Margarita – America’s #1 Tequila Delivery Device

This last Sunday (2/22) was National Margarita Day. It may seem like a strange time of year to schedule this, but my hunch is that it is because limes are in season right now, and the best margaritas use fresh squeezed lime juice. Whatever you may say about commercial margaritas, we can thank this drink for bringing tequila to America. As recently as the 1950’s, tequila was seen as a tough man’s drink and wasn’t very popular at all. Let’s shake one up.

Margarita (7-4-3)

  • 1 3/4 oz Tequila
  • 1 oz orange liqueur (Cointreau/Citronge)
  • 3/4 oz fresh squeezed lime juice

Shake with cracked ice until frosty and strain into a chilled, salt rimmed (optional) glass.

margarita

No, I didn't drink that monster all in one sitting.

A margarita is really a simple drink, basically a New Orleans
Tequila Sour and a predecessor to the Cosmo, with its roots traced back to the Daisy. In fact, ‘margarita’ means ‘daisy’ in Spanish.

With so few ingredients, you really need to pay attention to each one. Make sure to get a ‘puro‘ (100% agave) tequila and look for ‘Hecho en Mexico‘ on the label. Otherwise it is likely to be low quality stuff shipped over the border in a tanker and USA bottled. Some prefer a blanco here, claiming the oaky notes of a reposado or añejo are unwelcome, but I disagree. Obviously the base tequila makes a huge difference, but my experience had been that this is a classic example of the kind of mixology that gives you a way to use more inexpensive bottlings. My house mixing tequila was the Margaritaville blanco (a cheap mixto), but I recently picked up some Lunazul reposado. It’s 100% agave and available at a very reasonable price point. Next, do yourself a favor and trade up that old Triple Sec for something better. Jay over at Oh Gosh! has a great write-up of bottlings. Continuing on with the ingredients, you absolutely must use fresh limes, and if necessary adjust sweetness with the liqueur to balance out any extra tart limes.

Variations

How much variation before it is no longer a margarita? Margaritas are quite bastardized these days, but the recipe is surprisingly flexible. I currently favor the 3-2-1 recipe I first tried after reading Regan’s Joy of Mixology, mostly because it is easy to remember. Before that I used a recipe of approximately 4-3-2. There are schools of thought that use some lemon, maybe some simple syrup and a fair number of the current crop of gourmet recipes includes some zest from the citrus. Gran Marnier is a common component of a ‘Cadillac Margarita’, but this is starting to stray a little far for my taste. Blood orange juice, pomegranate, mango and even passion fruit (lillikoi) have made their way into ‘margaritas’ I’ve seen in restaurants.

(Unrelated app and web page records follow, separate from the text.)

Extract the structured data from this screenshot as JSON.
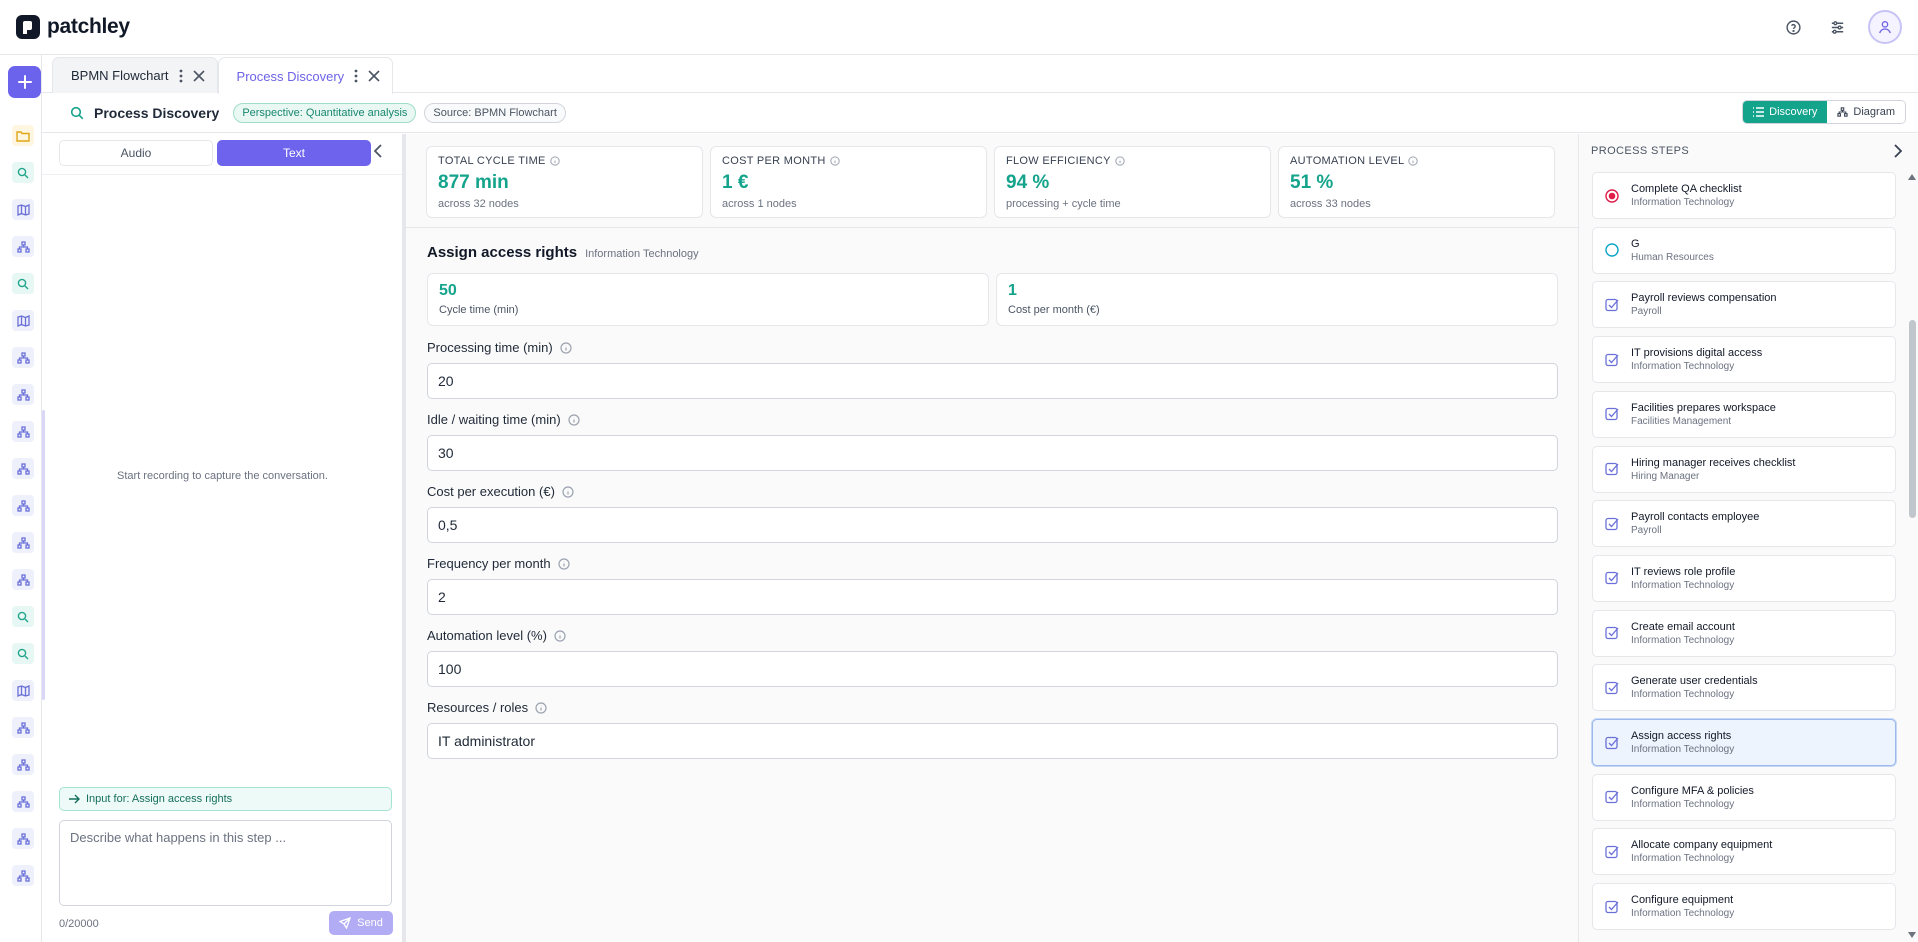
{
  "app": {
    "name": "patchley"
  },
  "tabs": [
    {
      "label": "BPMN Flowchart"
    },
    {
      "label": "Process Discovery"
    }
  ],
  "subheader": {
    "title": "Process Discovery",
    "perspective": "Perspective: Quantitative analysis",
    "source": "Source: BPMN Flowchart",
    "view_discovery": "Discovery",
    "view_diagram": "Diagram"
  },
  "left_panel": {
    "audio_label": "Audio",
    "text_label": "Text",
    "empty_message": "Start recording to capture the conversation.",
    "input_for": "Input for: Assign access rights",
    "placeholder": "Describe what happens in this step ...",
    "char_count": "0/20000",
    "send_label": "Send"
  },
  "kpis": [
    {
      "label": "TOTAL CYCLE TIME",
      "value": "877 min",
      "sub": "across 32 nodes"
    },
    {
      "label": "COST PER MONTH",
      "value": "1 €",
      "sub": "across 1 nodes"
    },
    {
      "label": "FLOW EFFICIENCY",
      "value": "94 %",
      "sub": "processing + cycle time"
    },
    {
      "label": "AUTOMATION LEVEL",
      "value": "51 %",
      "sub": "across 33 nodes"
    }
  ],
  "step": {
    "title": "Assign access rights",
    "department": "Information Technology",
    "cycle_time": "50",
    "cycle_time_label": "Cycle time (min)",
    "cost_per_month": "1",
    "cost_per_month_label": "Cost per month (€)",
    "fields": [
      {
        "label": "Processing time (min)",
        "value": "20"
      },
      {
        "label": "Idle / waiting time (min)",
        "value": "30"
      },
      {
        "label": "Cost per execution (€)",
        "value": "0,5"
      },
      {
        "label": "Frequency per month",
        "value": "2"
      },
      {
        "label": "Automation level (%)",
        "value": "100"
      },
      {
        "label": "Resources / roles",
        "value": "IT administrator"
      }
    ]
  },
  "process_steps": {
    "heading": "PROCESS STEPS",
    "items": [
      {
        "name": "Complete QA checklist",
        "dept": "Information Technology",
        "type": "end"
      },
      {
        "name": "G",
        "dept": "Human Resources",
        "type": "start"
      },
      {
        "name": "Payroll reviews compensation",
        "dept": "Payroll",
        "type": "task"
      },
      {
        "name": "IT provisions digital access",
        "dept": "Information Technology",
        "type": "task"
      },
      {
        "name": "Facilities prepares workspace",
        "dept": "Facilities Management",
        "type": "task"
      },
      {
        "name": "Hiring manager receives checklist",
        "dept": "Hiring Manager",
        "type": "task"
      },
      {
        "name": "Payroll contacts employee",
        "dept": "Payroll",
        "type": "task"
      },
      {
        "name": "IT reviews role profile",
        "dept": "Information Technology",
        "type": "task"
      },
      {
        "name": "Create email account",
        "dept": "Information Technology",
        "type": "task"
      },
      {
        "name": "Generate user credentials",
        "dept": "Information Technology",
        "type": "task"
      },
      {
        "name": "Assign access rights",
        "dept": "Information Technology",
        "type": "task",
        "selected": true
      },
      {
        "name": "Configure MFA & policies",
        "dept": "Information Technology",
        "type": "task"
      },
      {
        "name": "Allocate company equipment",
        "dept": "Information Technology",
        "type": "task"
      },
      {
        "name": "Configure equipment",
        "dept": "Information Technology",
        "type": "task"
      }
    ]
  },
  "colors": {
    "accent": "#6d63ec",
    "teal": "#14a38b"
  }
}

Going simpler, there are those that substitute agave nectar for the orange liqueur, to better taste the tequila, but I have trouble calling that a margarita.

Anyway, don’t forget about the venerable margarita when you are looking for a drink to make. I don’t make a heck of a lot of margaritas around the house (at least not in the winter) but it is a classic for a reason. And next time you find yourself sipping on a top-shelf tequila or mezcal, think about the humble margarita and its role in bringing that spirit to the American market.